How do I know this movie, which hasn’t even been completely scripted, let alone produced, will be a definite contender for the best of the next decade? Because Anderson’s movies are always on these lists. The recent countdowns for the aughts all place There Will Be Blood and Punch-Drunk Love rather high, and neither of them even featured Philip Seymour Hoffman in the lead, as The Master will.
And how do I know it’s about Scientology when Variety makes a point to say that it isn’t? Well, most of the blogs seem to agree that such a claim has only been made in order to throw Hollywood off. Plus, just from reading the synopsis it sounds as obviously about Hubbard as Primary Colors was about Bill Clinton and as The Dark Knight was about Dick Cheney. So hopefully everyone at Universal will see through P.T.’s ruse and put a stop to this thing.
Here’s what those film blogs have to say about The Master (warning: potential movie spoilers and negative words about Scientology):
Anderson’s working on a script tentatively called The Master, about a ’50s intellectual who becomes a spiritual leader, and his relationship with a younger protégé. The role of the younger man has yet to be cast, but Anderson has his old buddy Philip Seymour Hoffman on board to play L. Ron Hubb… er, The Master.
It doesn’t take an idiot to see that the film is a veiled reference to Scientology, which also “coincidentally” began in 1952. According to the article, the film will not so much criticize the religion as much as it will call into question the need for people to believe in a higher being (expect “Religion is the opiate of the people” to be mentioned at least once). No matter what efforts they take to dampen controversy, however, don’t expect Tom Cruise or John Travolta to hop on as executive producers. They are probably too busy fighting off Xenu’s evil forces anyway.

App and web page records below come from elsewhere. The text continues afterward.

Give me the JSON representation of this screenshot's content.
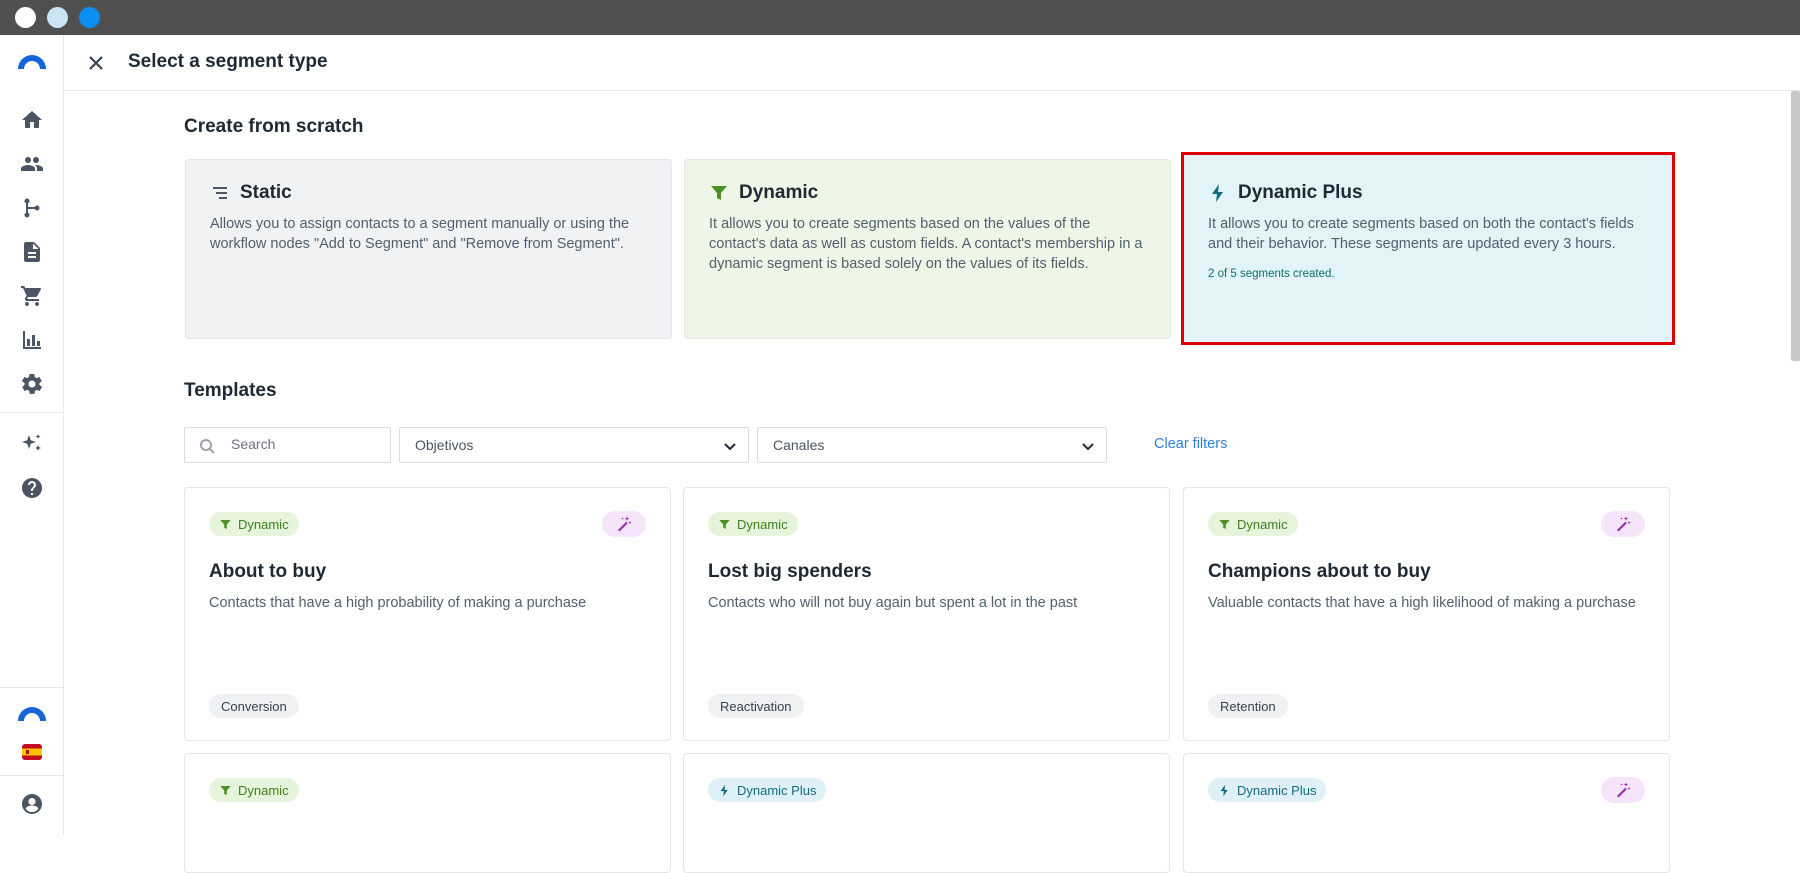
{
  "window": {
    "title": "Select a segment type"
  },
  "sidebar": {
    "items": [
      {
        "name": "home-icon"
      },
      {
        "name": "contacts-icon"
      },
      {
        "name": "workflows-icon"
      },
      {
        "name": "documents-icon"
      },
      {
        "name": "cart-icon"
      },
      {
        "name": "reports-icon"
      },
      {
        "name": "settings-icon"
      },
      {
        "name": "ai-sparkle-icon"
      },
      {
        "name": "help-icon"
      }
    ]
  },
  "scratch": {
    "title": "Create from scratch",
    "cards": [
      {
        "name": "Static",
        "icon": "list-icon",
        "description": "Allows you to assign contacts to a segment manually or using the workflow nodes \"Add to Segment\" and \"Remove from Segment\"."
      },
      {
        "name": "Dynamic",
        "icon": "filter-icon",
        "description": "It allows you to create segments based on the values of the contact's data as well as custom fields. A contact's membership in a dynamic segment is based solely on the values of its fields."
      },
      {
        "name": "Dynamic Plus",
        "icon": "bolt-icon",
        "description": "It allows you to create segments based on both the contact's fields and their behavior. These segments are updated every 3 hours.",
        "meta": "2 of 5 segments created."
      }
    ]
  },
  "templates": {
    "title": "Templates",
    "search": {
      "placeholder": "Search",
      "value": ""
    },
    "filters": [
      {
        "selected": "Objetivos"
      },
      {
        "selected": "Canales"
      }
    ],
    "clear_label": "Clear filters",
    "items": [
      {
        "badge": "Dynamic",
        "ai": true,
        "title": "About to buy",
        "description": "Contacts that have a high probability of making a purchase",
        "tag": "Conversion"
      },
      {
        "badge": "Dynamic",
        "ai": false,
        "title": "Lost big spenders",
        "description": "Contacts who will not buy again but spent a lot in the past",
        "tag": "Reactivation"
      },
      {
        "badge": "Dynamic",
        "ai": true,
        "title": "Champions about to buy",
        "description": "Valuable contacts that have a high likelihood of making a purchase",
        "tag": "Retention"
      },
      {
        "badge": "Dynamic",
        "ai": false
      },
      {
        "badge": "Dynamic Plus",
        "ai": false
      },
      {
        "badge": "Dynamic Plus",
        "ai": true
      }
    ]
  },
  "colors": {
    "highlight_border": "#e00000",
    "link": "#2f80d7",
    "dynamic_green": "#3f7f1c",
    "plus_teal": "#136b80"
  }
}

Like most Paul Thomas Anderson films, that sounds really good, Variety. Just so long as it doesn’t offend any of my radical Scientology beliefs. Speaking of which, friends, have you guys heard about the best religion whose beliefs can be summarized with the phrase “aliens things”? It’s pretty awesome. I’ll have to get you a guest pass to my energy structure some time.
Anderson is known for his cynical approach when it comes to organized religion, which was apparent in There Will Be Blood. This time around he seems to be targeting more contemporary followings such as Scientology and Mormonism, which are newbies as compared to Christianity and Judaism.

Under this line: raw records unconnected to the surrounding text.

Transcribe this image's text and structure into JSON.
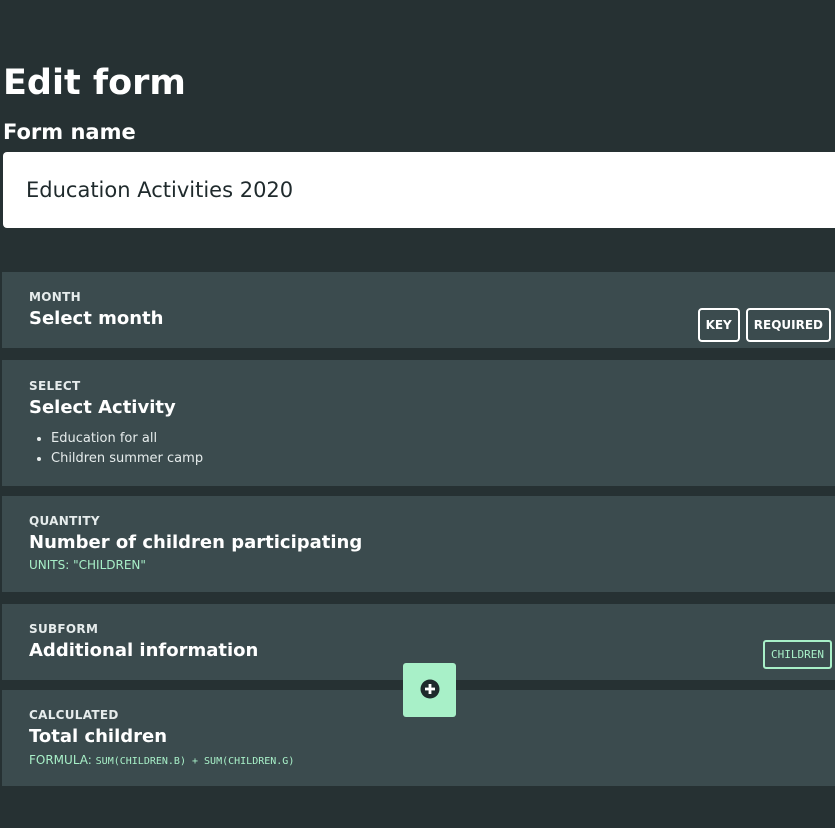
{
  "page": {
    "title": "Edit form",
    "form_name_label": "Form name",
    "form_name_value": "Education Activities 2020"
  },
  "fields": [
    {
      "type": "MONTH",
      "title": "Select month",
      "badges": [
        "KEY",
        "REQUIRED"
      ]
    },
    {
      "type": "SELECT",
      "title": "Select Activity",
      "options": [
        "Education for all",
        "Children summer camp"
      ]
    },
    {
      "type": "QUANTITY",
      "title": "Number of children participating",
      "units": "UNITS: \"CHILDREN\""
    },
    {
      "type": "SUBFORM",
      "title": "Additional information",
      "code_badge": "CHILDREN"
    },
    {
      "type": "CALCULATED",
      "title": "Total children",
      "formula_label": "FORMULA:",
      "formula": "SUM(CHILDREN.B) + SUM(CHILDREN.G)"
    }
  ],
  "add_button": {
    "icon": "plus-circle-icon"
  },
  "colors": {
    "background": "#263133",
    "card": "#3b4b4e",
    "accent": "#a8f0c8"
  }
}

We wonder if, to any degree, the idea for Master was inspired by Anderson’s friendship with Jeremy Blake, the visual artist with whom he collaborated on 2002’s Punch Drunk Love. As you’ll recall, Blake and girlfriend Theresa Duncan took their own lives in 2007 under mysterious circumstances, with Duncan alleging they’d been harassed by Scientologists after the couple’s friend Beck told them he was thinking about leaving the religion (Beck, of course, denied this). So we guess we probably shouldn’t look for “Devil’s Haircut” on The Master’s soundtrack.
I thought the most insightful thing about Anderson’s cynical treatment of religion in his last movie was the way the priest got beat to death with a bowling pin. Suck on that one, Scopes monkey trial. I’m not so much anti-religion as I am pro-movie violence, and holy God did I squeal like a schoolgirl during that scene.

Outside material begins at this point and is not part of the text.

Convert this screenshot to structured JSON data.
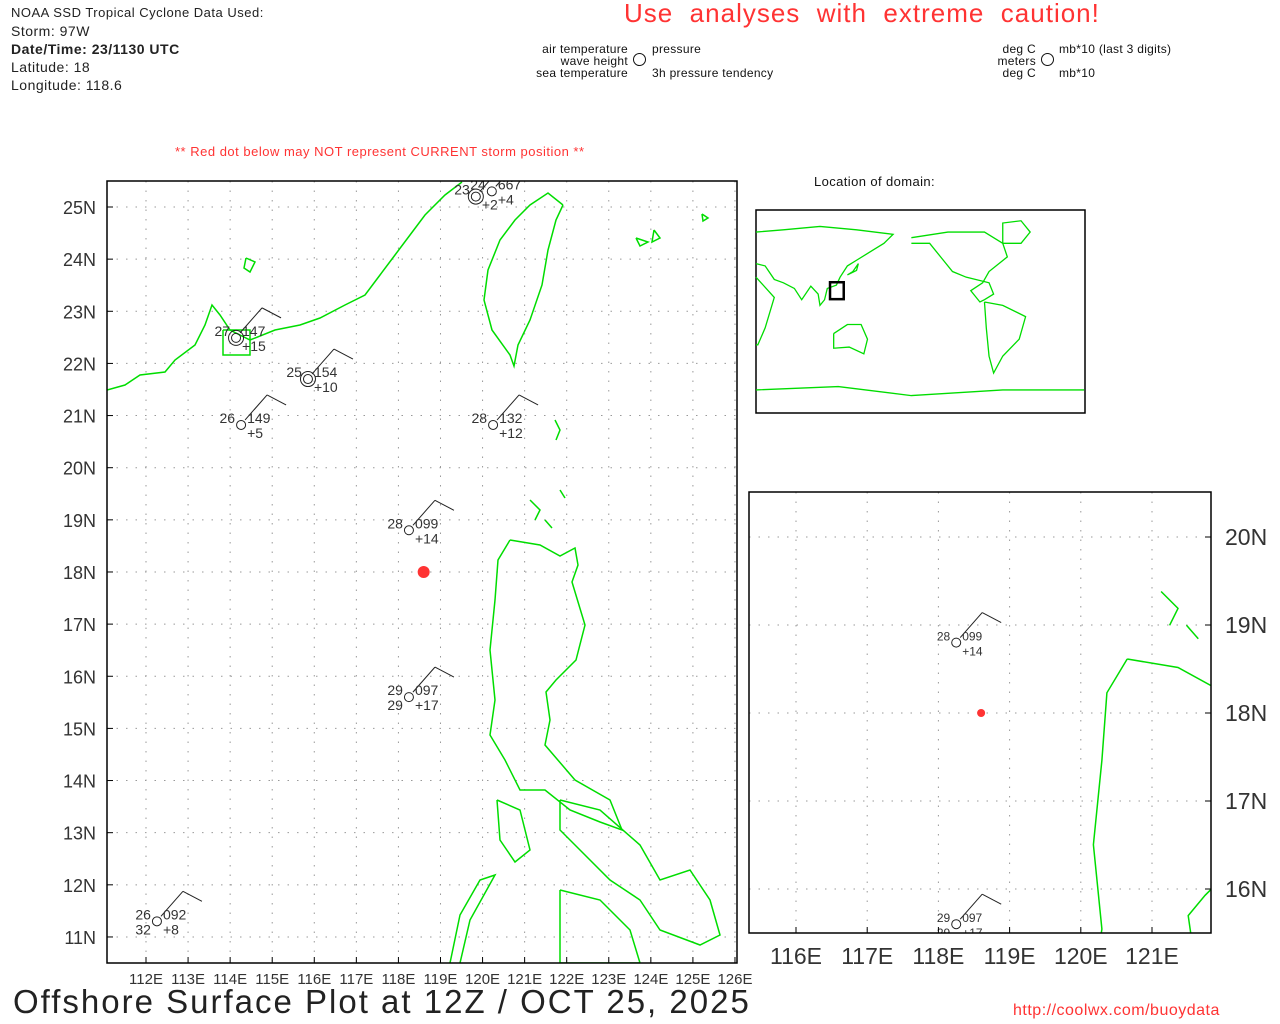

Anderson is apparently interested in delving into the human need for god-like figures and unexplainable higher beings, as well as how religious devotion forms out of beliefs and spiritual fulfillment. While the cult movement connection (specifically with Scientology) is obvious, I’m inclined to believe PTA will deliver a more nuanced and decidedly ambiguous look at these ideas. The brilliance of There Will Be Blood partly lies in its ability to read as a criticism of so many things (organized religion, capitalism…) yet none of the characters exist as simple 1:1 allegorical figures. It’s a complexity I hope PTA can achieve again.
Whether [Variety’s disclosure is] simply publicity-speak to not piss-off half of Hollywood and the TWILIGHT community will remain to be seen. But good GOD do I hope this film pisses somebody off. Controversy! Fun!